Background: Methylphenidate (MPH) is a psychostimulant that exerts its pharmacological effects via preferential blockade of the dopamine transporter (DAT) and the norepinephrine transporter (NET), resulting in increased monoamine levels in the synapse. Clinically, methylphenidate is prescribed for the symptomatic treatment of ADHD and narcolepsy; although lately, there has been an increased incidence of its use in individuals not meeting the criteria for these disorders. MPH has also been misused as a "cognitive enhancer" and as an alternative to other psychostimulants. Here, we investigate whether chronic or acute administration of MPH in mice at either 1 mg/kg or 10 mg/kg, affects cell number and gene expression in the basal ganglia.
Methodology/principal findings: Through the use of stereological counting methods, we observed a significant reduction (∼20%) in dopamine neuron numbers in the substantia nigra pars compacta (SNpc) following chronic administration of 10 mg/kg MPH. This dosage of MPH also induced a significant increase in the number of activated microglia in the SNpc. Additionally, exposure to either 1 mg/kg or 10 mg/kg MPH increased the sensitivity of SNpc dopaminergic neurons to the parkinsonian agent 1-methyl-4-phenyl-1,2,3,6-tetrahydropyridine (MPTP). Unbiased gene screening employing Affymetrix GeneChip® HT MG-430 PM revealed changes in 115 and 54 genes in the substantia nigra (SN) of mice exposed to 1 mg/kg and 10 mg/kg MPH doses, respectively. Decreases in the mRNA levels of gdnf, dat1, vmat2, and th in the substantia nigra (SN) were observed with both acute and chronic dosing of 10 mg/kg MPH. We also found an increase in mRNA levels of the pro-inflammatory genes il-6 and tnf-α in the striatum, although these were seen only at an acute dose of 10 mg/kg and not following chronic dosing.

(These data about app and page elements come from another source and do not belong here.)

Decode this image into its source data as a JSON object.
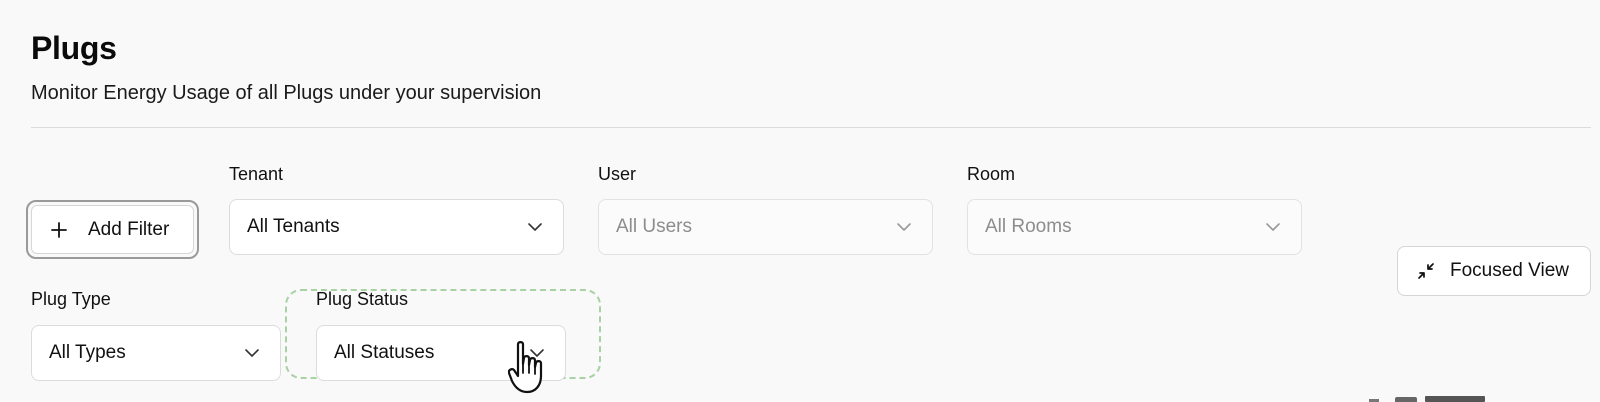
{
  "header": {
    "title": "Plugs",
    "subtitle": "Monitor Energy Usage of all Plugs under your supervision"
  },
  "filters": {
    "add_filter_label": "Add Filter",
    "tenant": {
      "label": "Tenant",
      "value": "All Tenants"
    },
    "user": {
      "label": "User",
      "value": "All Users"
    },
    "room": {
      "label": "Room",
      "value": "All Rooms"
    },
    "plug_type": {
      "label": "Plug Type",
      "value": "All Types"
    },
    "plug_status": {
      "label": "Plug Status",
      "value": "All Statuses"
    }
  },
  "actions": {
    "focused_view_label": "Focused View"
  },
  "icons": {
    "add": "plus-icon",
    "dropdown": "chevron-down-icon",
    "focused_view": "minimize-arrows-icon",
    "cursor": "hand-pointer-cursor-icon"
  },
  "colors": {
    "highlight": "#a8d2a4",
    "background": "#f9f9f9"
  }
}
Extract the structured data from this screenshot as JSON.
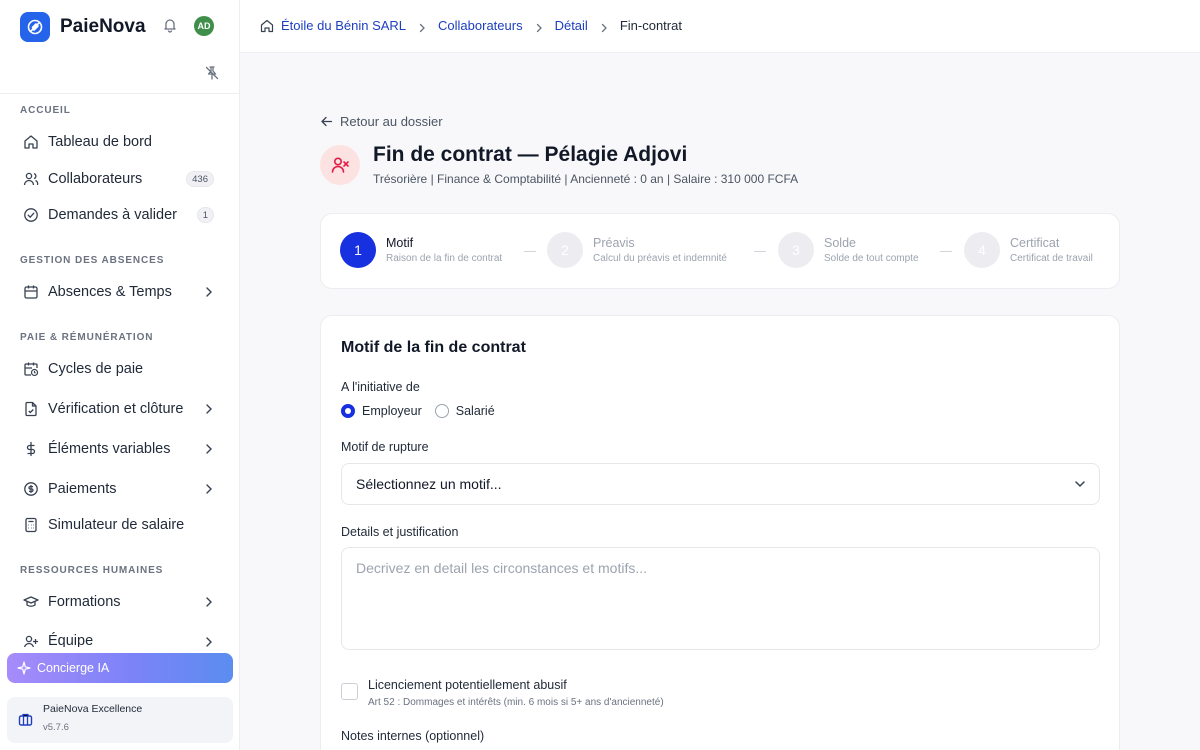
{
  "app": {
    "name": "PaieNova",
    "avatar_initials": "AD",
    "accent": "#1730e0",
    "danger": "#e11d48"
  },
  "sidebar": {
    "sections": {
      "accueil": "ACCUEIL",
      "absences": "GESTION DES ABSENCES",
      "paie": "PAIE & RÉMUNÉRATION",
      "rh": "RESSOURCES HUMAINES"
    },
    "items": {
      "tableau": {
        "label": "Tableau de bord",
        "icon": "home-icon"
      },
      "collaborateurs": {
        "label": "Collaborateurs",
        "icon": "users-icon",
        "count": "436"
      },
      "demandes": {
        "label": "Demandes à valider",
        "icon": "check-circle-icon",
        "count": "1"
      },
      "absences": {
        "label": "Absences & Temps",
        "icon": "calendar-icon"
      },
      "cycles": {
        "label": "Cycles de paie",
        "icon": "calendar-clock-icon"
      },
      "verification": {
        "label": "Vérification et clôture",
        "icon": "file-check-icon"
      },
      "elements": {
        "label": "Éléments variables",
        "icon": "dollar-icon"
      },
      "paiements": {
        "label": "Paiements",
        "icon": "coin-icon"
      },
      "simulateur": {
        "label": "Simulateur de salaire",
        "icon": "calculator-icon"
      },
      "formations": {
        "label": "Formations",
        "icon": "graduation-cap-icon"
      },
      "equipe": {
        "label": "Équipe",
        "icon": "user-plus-icon"
      }
    },
    "concierge": "Concierge IA",
    "plan": {
      "name": "PaieNova Excellence",
      "version": "v5.7.6"
    }
  },
  "breadcrumb": {
    "items": [
      "Étoile du Bénin SARL",
      "Collaborateurs",
      "Détail"
    ],
    "current": "Fin-contrat"
  },
  "page": {
    "back": "Retour au dossier",
    "title": "Fin de contrat — Pélagie Adjovi",
    "subtitle": "Trésorière | Finance & Comptabilité | Ancienneté : 0 an | Salaire : 310 000 FCFA"
  },
  "steps": [
    {
      "num": "1",
      "title": "Motif",
      "desc": "Raison de la fin de contrat"
    },
    {
      "num": "2",
      "title": "Préavis",
      "desc": "Calcul du préavis et indemnité"
    },
    {
      "num": "3",
      "title": "Solde",
      "desc": "Solde de tout compte"
    },
    {
      "num": "4",
      "title": "Certificat",
      "desc": "Certificat de travail"
    }
  ],
  "form": {
    "title": "Motif de la fin de contrat",
    "initiative_label": "A l'initiative de",
    "options": [
      "Employeur",
      "Salarié"
    ],
    "selected_option": "Employeur",
    "motif_label": "Motif de rupture",
    "motif_value": "Sélectionnez un motif...",
    "details_label": "Details et justification",
    "details_placeholder": "Decrivez en detail les circonstances et motifs...",
    "abusif_label": "Licenciement potentiellement abusif",
    "abusif_note": "Art 52 : Dommages et intérêts (min. 6 mois si 5+ ans d'ancienneté)",
    "notes_label": "Notes internes (optionnel)"
  }
}
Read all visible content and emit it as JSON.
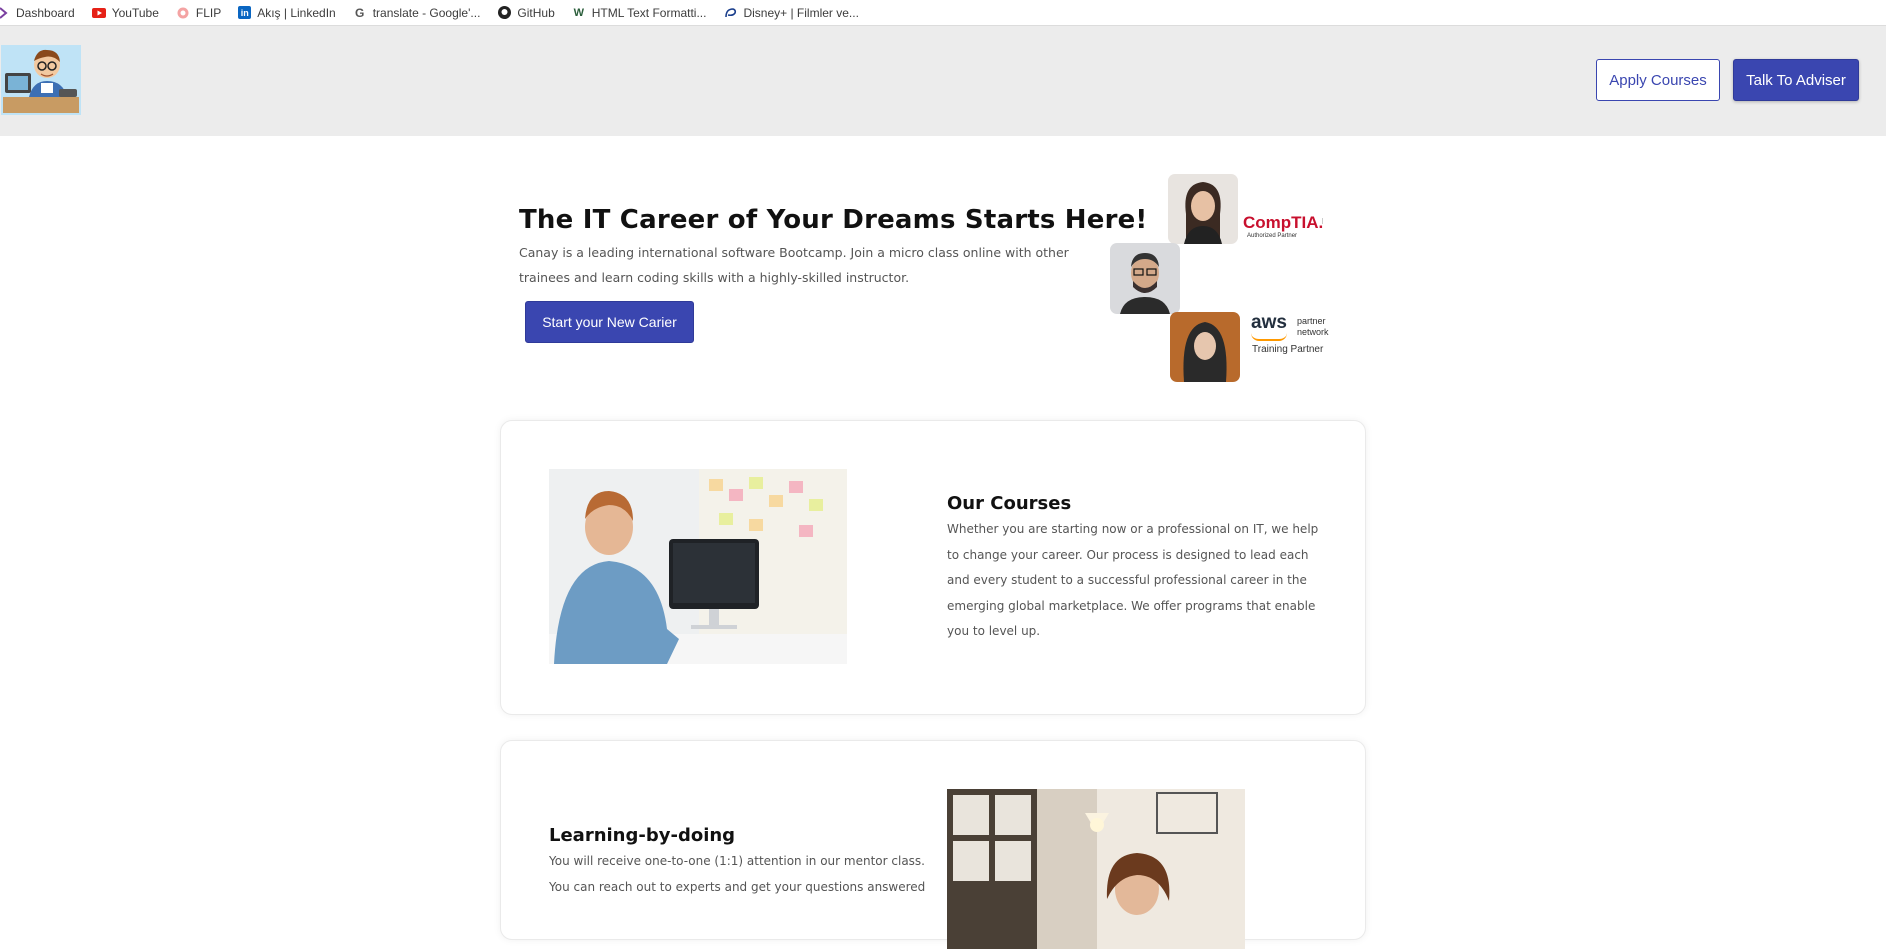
{
  "bookmarks": [
    {
      "label": "Dashboard",
      "icon": "dashboard-icon"
    },
    {
      "label": "YouTube",
      "icon": "youtube-icon"
    },
    {
      "label": "FLIP",
      "icon": "flip-icon"
    },
    {
      "label": "Akış | LinkedIn",
      "icon": "linkedin-icon"
    },
    {
      "label": "translate - Google'...",
      "icon": "google-icon"
    },
    {
      "label": "GitHub",
      "icon": "github-icon"
    },
    {
      "label": "HTML Text Formatti...",
      "icon": "w3-icon"
    },
    {
      "label": "Disney+ | Filmler ve...",
      "icon": "disney-icon"
    }
  ],
  "header": {
    "apply_label": "Apply Courses",
    "adviser_label": "Talk To Adviser"
  },
  "hero": {
    "title": "The IT Career of Your Dreams Starts Here!",
    "text": "Canay is a leading international software Bootcamp. Join a micro class online with other trainees and learn coding skills with a highly-skilled instructor.",
    "cta": "Start your New Carier",
    "comptia": "CompTIA.",
    "comptia_sub": "Authorized Partner",
    "aws": "aws",
    "aws_partner": "partner network",
    "aws_training": "Training Partner"
  },
  "courses": {
    "title": "Our Courses",
    "text": "Whether you are starting now or a professional on IT, we help to change your career. Our process is designed to lead each and every student to a successful professional career in the emerging global marketplace. We offer programs that enable you to level up."
  },
  "learning": {
    "title": "Learning-by-doing",
    "text": "You will receive one-to-one (1:1) attention in our mentor class. You can reach out to experts and get your questions answered"
  },
  "colors": {
    "primary": "#3a46b0",
    "header_bg": "#ececec"
  }
}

Conclusion: Collectively, our results suggest that chronic MPH usage in mice at doses spanning the therapeutic range in humans, especially at prolonged higher doses, has long-term neurodegenerative consequences.